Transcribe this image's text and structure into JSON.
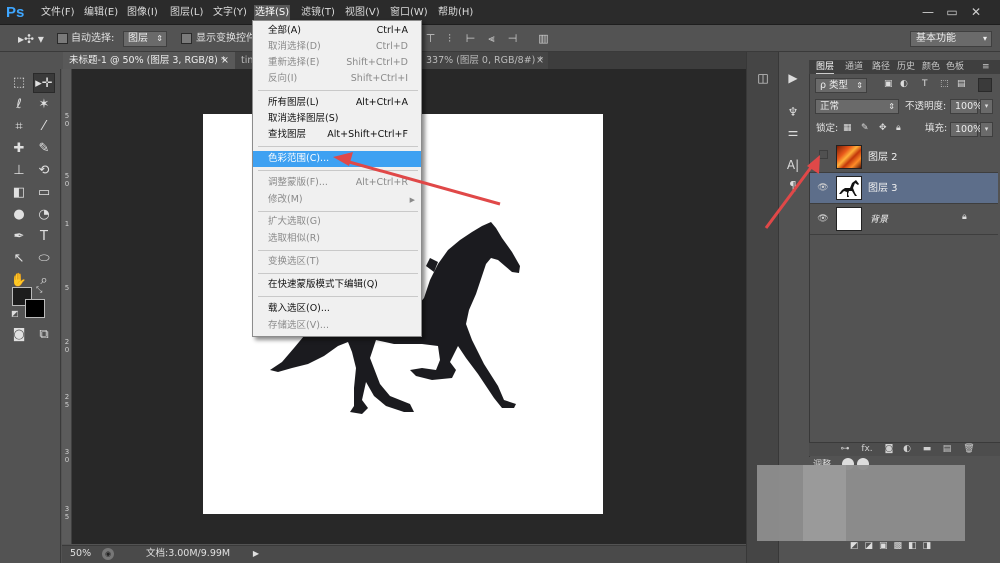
{
  "app": {
    "logo": "Ps"
  },
  "menubar": {
    "items": [
      "文件(F)",
      "编辑(E)",
      "图像(I)",
      "图层(L)",
      "文字(Y)",
      "选择(S)",
      "滤镜(T)",
      "视图(V)",
      "窗口(W)",
      "帮助(H)"
    ],
    "active_index": 5,
    "window_controls": [
      "—",
      "▭",
      "✕"
    ]
  },
  "options_bar": {
    "move_tool_icon": "move-tool-icon",
    "auto_select_label": "自动选择:",
    "auto_select_value": "图层",
    "show_transform_label": "显示变换控件"
  },
  "workspace": {
    "value": "基本功能"
  },
  "tabs": [
    {
      "label": "未标题-1 @ 50% (图层 3, RGB/8) *",
      "close": "×"
    },
    {
      "label": "tin",
      "close": ""
    },
    {
      "label": "337% (图层 0, RGB/8#) *",
      "close": "×"
    }
  ],
  "select_menu": {
    "items": [
      {
        "label": "全部(A)",
        "shortcut": "Ctrl+A",
        "disabled": false
      },
      {
        "label": "取消选择(D)",
        "shortcut": "Ctrl+D",
        "disabled": true
      },
      {
        "label": "重新选择(E)",
        "shortcut": "Shift+Ctrl+D",
        "disabled": true
      },
      {
        "label": "反向(I)",
        "shortcut": "Shift+Ctrl+I",
        "disabled": true
      },
      {
        "label": "所有图层(L)",
        "shortcut": "Alt+Ctrl+A",
        "disabled": false
      },
      {
        "label": "取消选择图层(S)",
        "shortcut": "",
        "disabled": false
      },
      {
        "label": "查找图层",
        "shortcut": "Alt+Shift+Ctrl+F",
        "disabled": false
      },
      {
        "label": "色彩范围(C)...",
        "shortcut": "",
        "disabled": false,
        "highlighted": true
      },
      {
        "label": "调整蒙版(F)...",
        "shortcut": "Alt+Ctrl+R",
        "disabled": true
      },
      {
        "label": "修改(M)",
        "shortcut": "",
        "disabled": true,
        "submenu": true
      },
      {
        "label": "扩大选取(G)",
        "shortcut": "",
        "disabled": true
      },
      {
        "label": "选取相似(R)",
        "shortcut": "",
        "disabled": true
      },
      {
        "label": "变换选区(T)",
        "shortcut": "",
        "disabled": true
      },
      {
        "label": "在快速蒙版模式下编辑(Q)",
        "shortcut": "",
        "disabled": false
      },
      {
        "label": "载入选区(O)...",
        "shortcut": "",
        "disabled": false
      },
      {
        "label": "存储选区(V)...",
        "shortcut": "",
        "disabled": true
      }
    ]
  },
  "status_bar": {
    "zoom": "50%",
    "doc_info": "文档:3.00M/9.99M"
  },
  "ruler_left_labels": [
    "5",
    "0",
    "5",
    "0",
    "1",
    "5",
    "2",
    "0",
    "2",
    "5",
    "3",
    "0",
    "3",
    "5"
  ],
  "layers_panel": {
    "tabs": [
      "图层",
      "通道",
      "路径",
      "历史",
      "颜色",
      "色板"
    ],
    "filter_kind": "ρ 类型",
    "blend_mode": "正常",
    "opacity_label": "不透明度:",
    "opacity_value": "100%",
    "lock_label": "锁定:",
    "fill_label": "填充:",
    "fill_value": "100%",
    "layers": [
      {
        "name": "图层 2",
        "visible": false,
        "selected": false,
        "thumb": "fire"
      },
      {
        "name": "图层 3",
        "visible": true,
        "selected": true,
        "thumb": "horse"
      },
      {
        "name": "背景",
        "visible": true,
        "selected": false,
        "thumb": "white",
        "locked": true
      }
    ],
    "bottom_icons": [
      "link-icon",
      "fx-icon",
      "mask-icon",
      "adjustment-icon",
      "folder-icon",
      "new-layer-icon",
      "trash-icon"
    ],
    "fx_label": "fx."
  },
  "adjustments_panel": {
    "label": "调整"
  },
  "colors": {
    "accent_highlight": "#3ea1f2",
    "annotation_arrow": "#e04848",
    "selected_layer": "#5d6e8a"
  }
}
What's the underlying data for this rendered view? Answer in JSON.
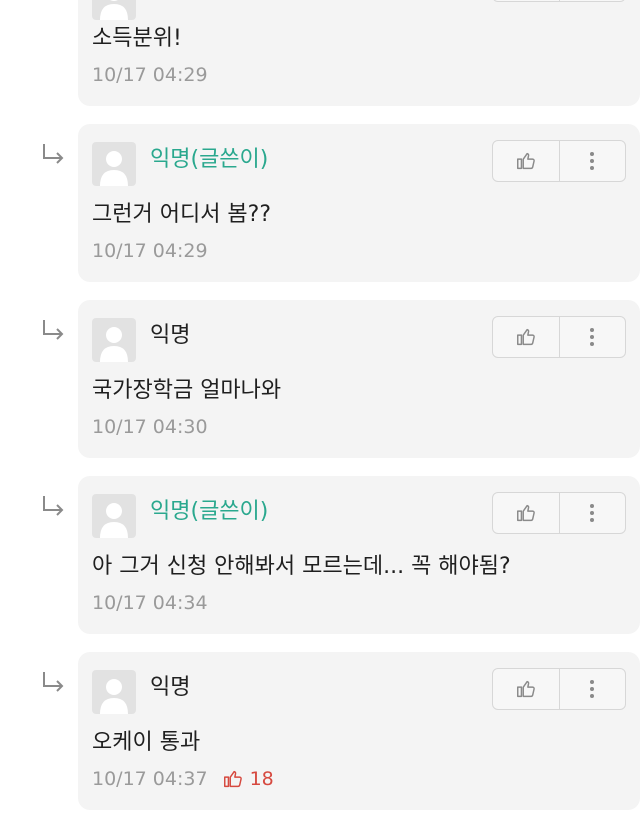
{
  "comments": [
    {
      "text": "소득분위!",
      "time": "10/17 04:29"
    },
    {
      "author": "익명(글쓴이)",
      "text": "그런거 어디서 봄??",
      "time": "10/17 04:29"
    },
    {
      "author": "익명",
      "text": "국가장학금 얼마나와",
      "time": "10/17 04:30"
    },
    {
      "author": "익명(글쓴이)",
      "text": "아 그거 신청 안해봐서 모르는데... 꼭 해야됨?",
      "time": "10/17 04:34"
    },
    {
      "author": "익명",
      "text": "오케이 통과",
      "time": "10/17 04:37",
      "likes": "18"
    }
  ],
  "icons": {
    "like": "thumbs-up-icon",
    "more": "more-vertical-icon",
    "reply": "reply-arrow-icon",
    "avatar": "default-avatar-icon"
  },
  "colors": {
    "op_name": "#2aa88e",
    "like_count": "#d6493f",
    "card_bg": "#f4f4f4"
  }
}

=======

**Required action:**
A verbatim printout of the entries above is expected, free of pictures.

**Response to the task:**
Transcribe this image's text and structure into JSON.
{
  "app": {
    "logo": "Ps"
  },
  "menubar": {
    "items": [
      "文件(F)",
      "编辑(E)",
      "图像(I)",
      "图层(L)",
      "文字(Y)",
      "选择(S)",
      "滤镜(T)",
      "视图(V)",
      "窗口(W)",
      "帮助(H)"
    ],
    "active_index": 5,
    "window_controls": [
      "—",
      "▭",
      "✕"
    ]
  },
  "options_bar": {
    "move_tool_icon": "move-tool-icon",
    "auto_select_label": "自动选择:",
    "auto_select_value": "图层",
    "show_transform_label": "显示变换控件"
  },
  "workspace": {
    "value": "基本功能"
  },
  "tabs": [
    {
      "label": "未标题-1 @ 50% (图层 3, RGB/8) *",
      "close": "×"
    },
    {
      "label": "tin",
      "close": ""
    },
    {
      "label": "337% (图层 0, RGB/8#) *",
      "close": "×"
    }
  ],
  "select_menu": {
    "items": [
      {
        "label": "全部(A)",
        "shortcut": "Ctrl+A",
        "disabled": false
      },
      {
        "label": "取消选择(D)",
        "shortcut": "Ctrl+D",
        "disabled": true
      },
      {
        "label": "重新选择(E)",
        "shortcut": "Shift+Ctrl+D",
        "disabled": true
      },
      {
        "label": "反向(I)",
        "shortcut": "Shift+Ctrl+I",
        "disabled": true
      },
      {
        "label": "所有图层(L)",
        "shortcut": "Alt+Ctrl+A",
        "disabled": false
      },
      {
        "label": "取消选择图层(S)",
        "shortcut": "",
        "disabled": false
      },
      {
        "label": "查找图层",
        "shortcut": "Alt+Shift+Ctrl+F",
        "disabled": false
      },
      {
        "label": "色彩范围(C)...",
        "shortcut": "",
        "disabled": false,
        "highlighted": true
      },
      {
        "label": "调整蒙版(F)...",
        "shortcut": "Alt+Ctrl+R",
        "disabled": true
      },
      {
        "label": "修改(M)",
        "shortcut": "",
        "disabled": true,
        "submenu": true
      },
      {
        "label": "扩大选取(G)",
        "shortcut": "",
        "disabled": true
      },
      {
        "label": "选取相似(R)",
        "shortcut": "",
        "disabled": true
      },
      {
        "label": "变换选区(T)",
        "shortcut": "",
        "disabled": true
      },
      {
        "label": "在快速蒙版模式下编辑(Q)",
        "shortcut": "",
        "disabled": false
      },
      {
        "label": "载入选区(O)...",
        "shortcut": "",
        "disabled": false
      },
      {
        "label": "存储选区(V)...",
        "shortcut": "",
        "disabled": true
      }
    ]
  },
  "status_bar": {
    "zoom": "50%",
    "doc_info": "文档:3.00M/9.99M"
  },
  "ruler_left_labels": [
    "5",
    "0",
    "5",
    "0",
    "1",
    "5",
    "2",
    "0",
    "2",
    "5",
    "3",
    "0",
    "3",
    "5"
  ],
  "layers_panel": {
    "tabs": [
      "图层",
      "通道",
      "路径",
      "历史",
      "颜色",
      "色板"
    ],
    "filter_kind": "ρ 类型",
    "blend_mode": "正常",
    "opacity_label": "不透明度:",
    "opacity_value": "100%",
    "lock_label": "锁定:",
    "fill_label": "填充:",
    "fill_value": "100%",
    "layers": [
      {
        "name": "图层 2",
        "visible": false,
        "selected": false,
        "thumb": "fire"
      },
      {
        "name": "图层 3",
        "visible": true,
        "selected": true,
        "thumb": "horse"
      },
      {
        "name": "背景",
        "visible": true,
        "selected": false,
        "thumb": "white",
        "locked": true
      }
    ],
    "bottom_icons": [
      "link-icon",
      "fx-icon",
      "mask-icon",
      "adjustment-icon",
      "folder-icon",
      "new-layer-icon",
      "trash-icon"
    ],
    "fx_label": "fx."
  },
  "adjustments_panel": {
    "label": "调整"
  },
  "colors": {
    "accent_highlight": "#3ea1f2",
    "annotation_arrow": "#e04848",
    "selected_layer": "#5d6e8a"
  }
}
What's the underlying data for this rendered view? Answer in JSON.
{
  "comments": [
    {
      "text": "소득분위!",
      "time": "10/17 04:29"
    },
    {
      "author": "익명(글쓴이)",
      "text": "그런거 어디서 봄??",
      "time": "10/17 04:29"
    },
    {
      "author": "익명",
      "text": "국가장학금 얼마나와",
      "time": "10/17 04:30"
    },
    {
      "author": "익명(글쓴이)",
      "text": "아 그거 신청 안해봐서 모르는데... 꼭 해야됨?",
      "time": "10/17 04:34"
    },
    {
      "author": "익명",
      "text": "오케이 통과",
      "time": "10/17 04:37",
      "likes": "18"
    }
  ],
  "icons": {
    "like": "thumbs-up-icon",
    "more": "more-vertical-icon",
    "reply": "reply-arrow-icon",
    "avatar": "default-avatar-icon"
  },
  "colors": {
    "op_name": "#2aa88e",
    "like_count": "#d6493f",
    "card_bg": "#f4f4f4"
  }
}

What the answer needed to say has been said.